Hydrological modelling for water management in large watersheds requires accurate spatially distributed rainfall time series. In case of low coverage density of ground-based measurements, gridded precipitation products (GPP) from satellite/gauge/model-based merging products constitute an attractive alternative, the quality of which must nevertheless be assessed. The objective of this study was to evaluate at different time scales the reliability of six GPPs against a 2-year record from a network of 14 rainfall gauges located in the Ankavia catchment (Madagascar). The GPPs considered in this study are African Rainfall Climatology (ARC2), Climate Hazards groups Infra-Red Precipitation with station data (CHIRPS), the ECMWF Reanalysis (ERA5), Integrated Multi-satellitE Retrievals for Global Precipitation Measurement (IMERG v06 Final), Precipitation Estimation from Remotely Sensed Information using Artificial Neural Networks- Cloud Classification System (PERSIANN-CCS), African Rainfall Estimation (RFEv2) The results suggest that IMERG (R² = 0.63, slope of linear regression a = 0.96, root mean square error RMSE = 12 mm/day, mean absolute error MAE = 5.5 mm/day) outperforms other GPPs at the daily scale, followed by RFEv2 (R² = 0.41, a = 0.94, RMSE = 15 mm/day, MAE = 6 mm/day) and ARC2 (R² = 0.30, a = 0.88, RMSE = 16 mm/day, MAE = 6.7 mm/day).. All GPPs, with exception of the ERA5, overestimate the “no rain” class value (0 0.2 mm/day). ARC2, IMERG, PERSIANN, RFEv2 all underestimate rainfall occurrence in the 0.2 150 mm/day, whilst CHIRPS, ERA5 overestimate it. Only CHIRPS and PERSIANN could estimate extreme rainfall (>150 mm/day) satisfactorily.
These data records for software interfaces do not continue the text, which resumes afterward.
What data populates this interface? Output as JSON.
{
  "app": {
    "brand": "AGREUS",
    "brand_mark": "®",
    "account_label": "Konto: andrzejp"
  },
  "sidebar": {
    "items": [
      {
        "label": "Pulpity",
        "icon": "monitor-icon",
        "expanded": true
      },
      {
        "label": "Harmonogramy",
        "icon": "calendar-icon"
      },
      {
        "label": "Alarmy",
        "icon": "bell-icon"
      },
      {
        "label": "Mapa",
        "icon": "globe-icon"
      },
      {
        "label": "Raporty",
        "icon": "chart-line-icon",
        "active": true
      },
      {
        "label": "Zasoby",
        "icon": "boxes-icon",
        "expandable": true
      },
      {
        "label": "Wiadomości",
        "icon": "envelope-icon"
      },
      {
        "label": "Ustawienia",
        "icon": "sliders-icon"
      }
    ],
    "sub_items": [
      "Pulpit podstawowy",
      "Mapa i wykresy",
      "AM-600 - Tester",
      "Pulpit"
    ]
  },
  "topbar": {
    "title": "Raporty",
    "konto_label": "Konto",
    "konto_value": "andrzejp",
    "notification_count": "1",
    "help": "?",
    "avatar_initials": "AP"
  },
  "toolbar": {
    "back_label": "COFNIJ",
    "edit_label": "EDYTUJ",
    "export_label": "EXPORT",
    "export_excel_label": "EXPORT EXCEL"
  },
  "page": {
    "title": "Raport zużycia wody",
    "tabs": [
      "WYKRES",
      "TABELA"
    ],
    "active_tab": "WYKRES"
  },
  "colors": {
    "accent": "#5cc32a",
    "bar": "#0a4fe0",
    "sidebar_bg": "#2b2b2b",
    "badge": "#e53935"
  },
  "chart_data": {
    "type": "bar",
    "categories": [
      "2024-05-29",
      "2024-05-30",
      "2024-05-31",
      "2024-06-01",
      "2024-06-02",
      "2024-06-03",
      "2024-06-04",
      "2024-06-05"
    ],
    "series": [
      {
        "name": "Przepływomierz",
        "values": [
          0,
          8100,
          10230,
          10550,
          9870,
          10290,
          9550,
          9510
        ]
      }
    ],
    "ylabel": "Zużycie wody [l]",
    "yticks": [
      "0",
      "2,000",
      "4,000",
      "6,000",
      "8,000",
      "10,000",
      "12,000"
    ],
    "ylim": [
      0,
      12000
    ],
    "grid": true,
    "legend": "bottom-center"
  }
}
According to the Critical Success Index (CSI) categorical statistical criteria, IMERG performs quite well in detecting rain events in the range 2 150 mm/day, whereas PERSIANN outperforms IMERG for rain events larger than 150 mm/day. Because it performs best at daily scale, only IMERG was evaluated for time scales other than daily. At the yearly and monthly time scales, the performance is good with R² = 0.97 and 0.87, respectively. At the event time scale, the Probability Distribution Function PDFof rain gauge values and IMERG data show good agreement. However, at the hourly scale, the correlation between ground-based measurements and IMERG data becomes poor (R²=0.20). Overall, IMERG products can be regarded as the most reliable precipitation source at monthly, daily and event time scale for hydrological applications in the study area, but the poor agreement at hourly time scale and the inability to detect extrem rainfall >100 mm/day may nevertheless restrict its use.
Keywords: Ankavia catchment, GIRE SAVA, GPM-IMERG, madagascar, satellite precipitation products
Contact Address: Zonirina Ramahaimandimby, Université Catholique de Louvain, Earth and Life Institute, Rue des sports 11/303, 1348 Louvain-la-neuve, Belgium, e-mail: zoramahaimandimbygmail.com